WHAT THE TASK REQUIRES ▸
The expected output is a copy of every line in the records with the string "icon".

Extracted data entries
┌──

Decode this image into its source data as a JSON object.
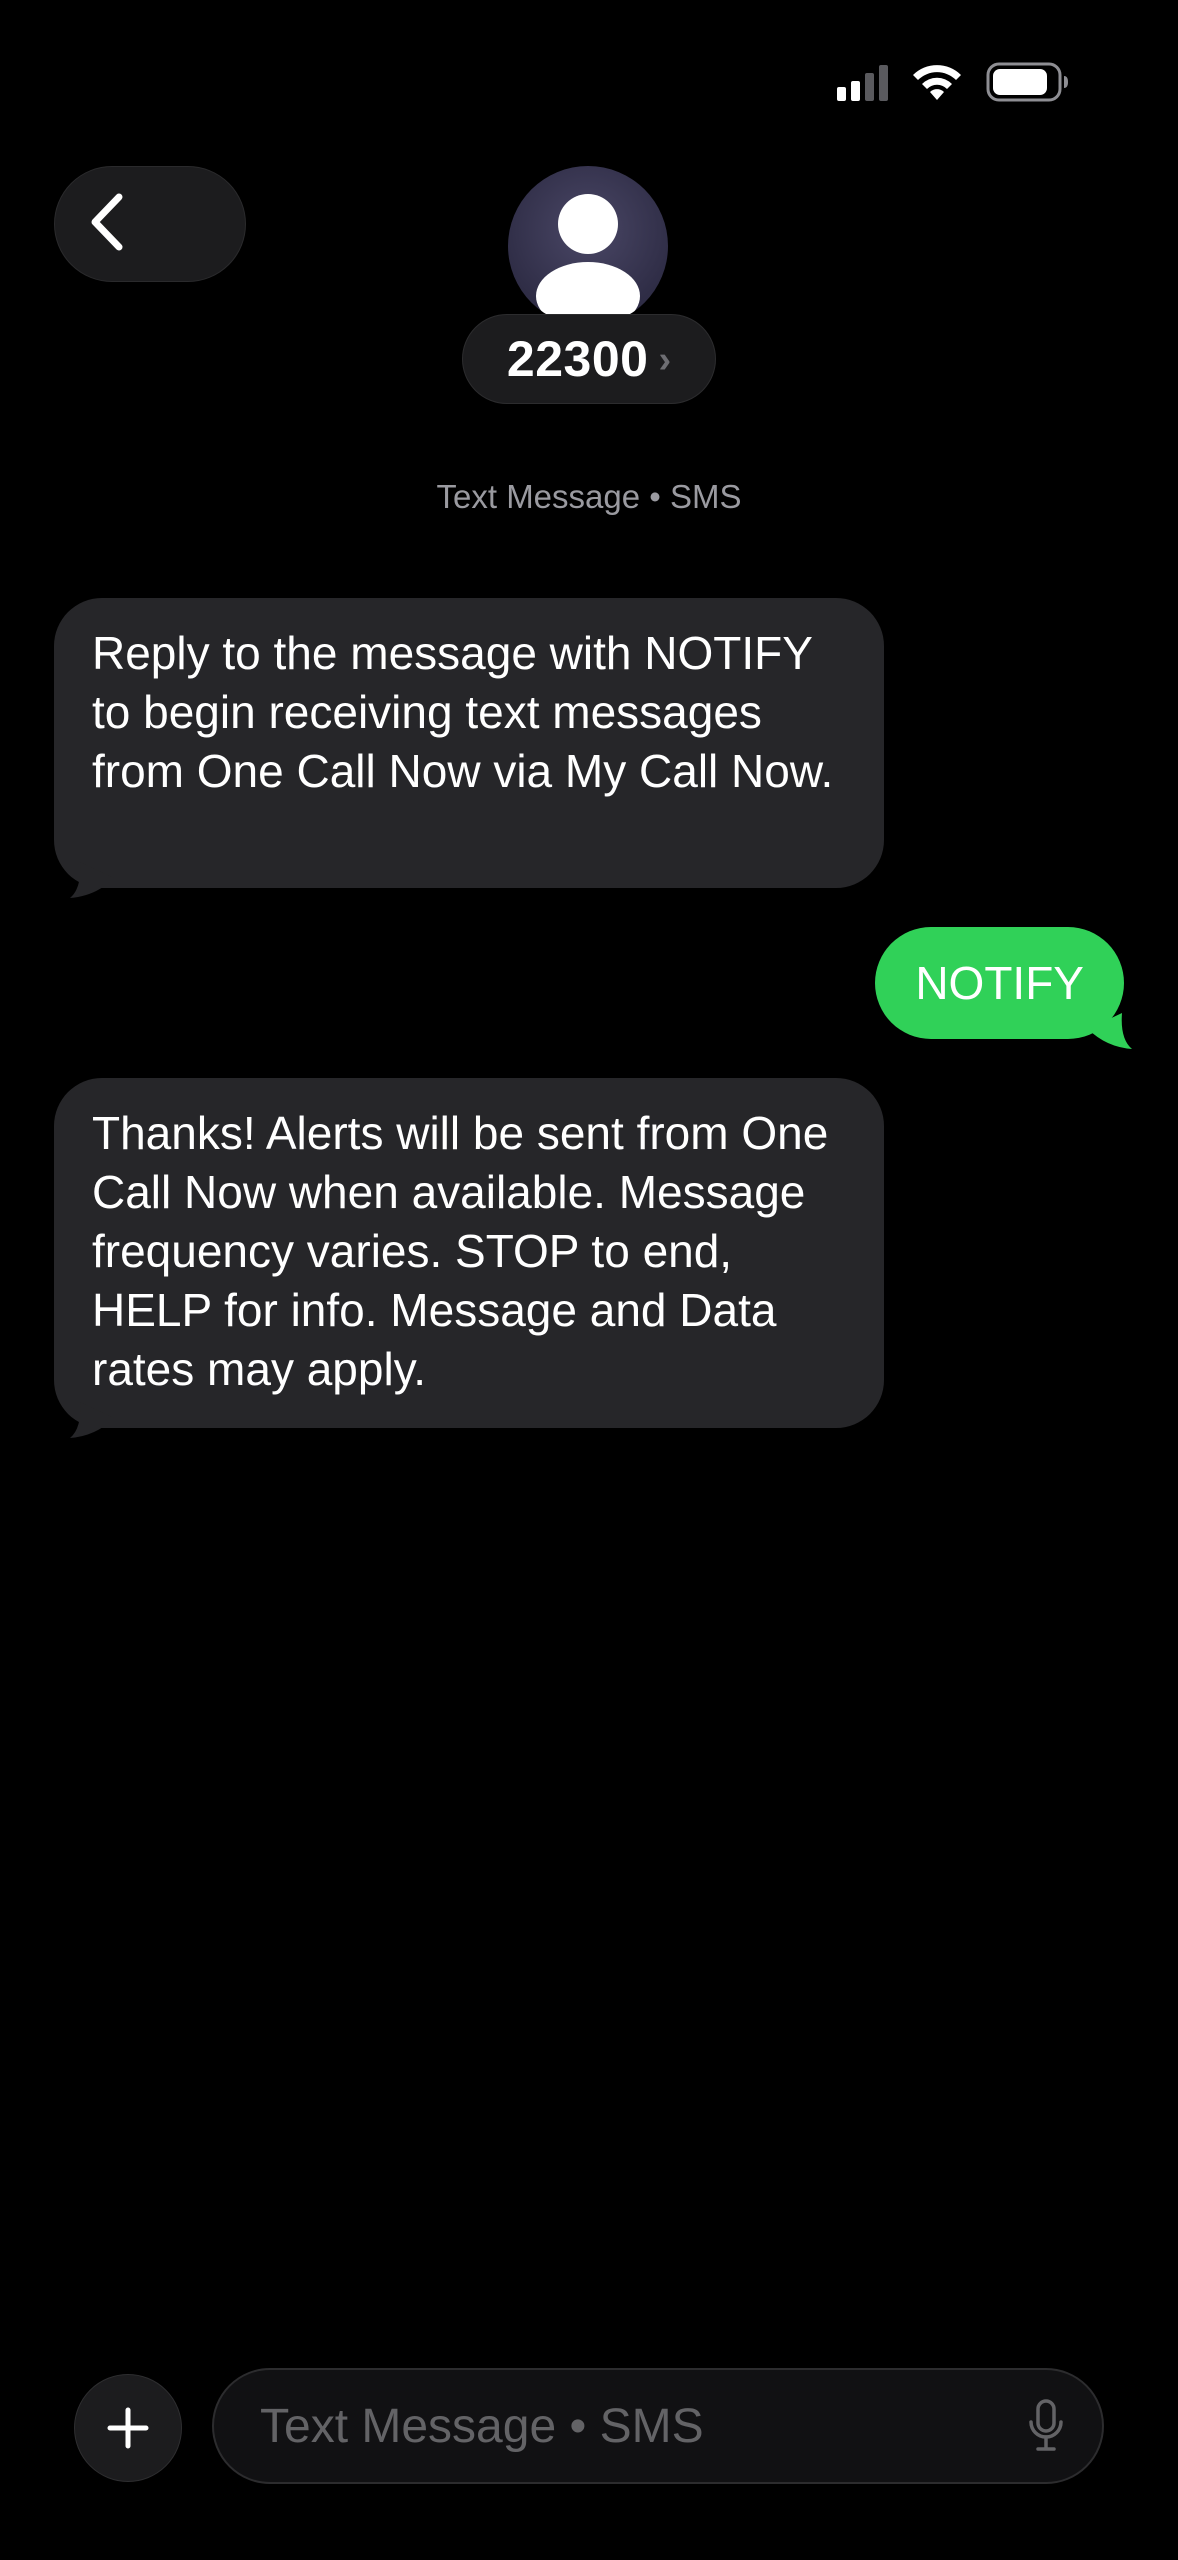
{
  "status_bar": {
    "signal_icon": "cellular-signal-icon",
    "wifi_icon": "wifi-icon",
    "battery_icon": "battery-icon",
    "battery_level": 0.85
  },
  "header": {
    "back_icon": "chevron-left-icon",
    "avatar_icon": "person-icon",
    "contact_name": "22300",
    "contact_chevron": "›"
  },
  "conversation": {
    "service_label": "Text Message • SMS",
    "messages": [
      {
        "direction": "incoming",
        "text": "Reply to the message with NOTIFY to begin receiving text messages from One Call Now via My Call Now."
      },
      {
        "direction": "outgoing",
        "text": "NOTIFY"
      },
      {
        "direction": "incoming",
        "text": "Thanks! Alerts will be sent from One Call Now when available. Message frequency varies. STOP to end, HELP for info. Message and Data rates may apply."
      }
    ]
  },
  "composer": {
    "plus_icon": "plus-icon",
    "placeholder": "Text Message • SMS",
    "value": "",
    "mic_icon": "microphone-icon"
  },
  "colors": {
    "background": "#000000",
    "incoming_bubble": "#262629",
    "outgoing_bubble": "#30d158",
    "secondary_text": "#9a9aa0"
  }
}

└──

TASK SOLUTION ▸
    "signal_icon": "cellular-signal-icon",
    "wifi_icon": "wifi-icon",
    "battery_icon": "battery-icon",
    "back_icon": "chevron-left-icon",
    "avatar_icon": "person-icon",
    "plus_icon": "plus-icon",
    "mic_icon": "microphone-icon"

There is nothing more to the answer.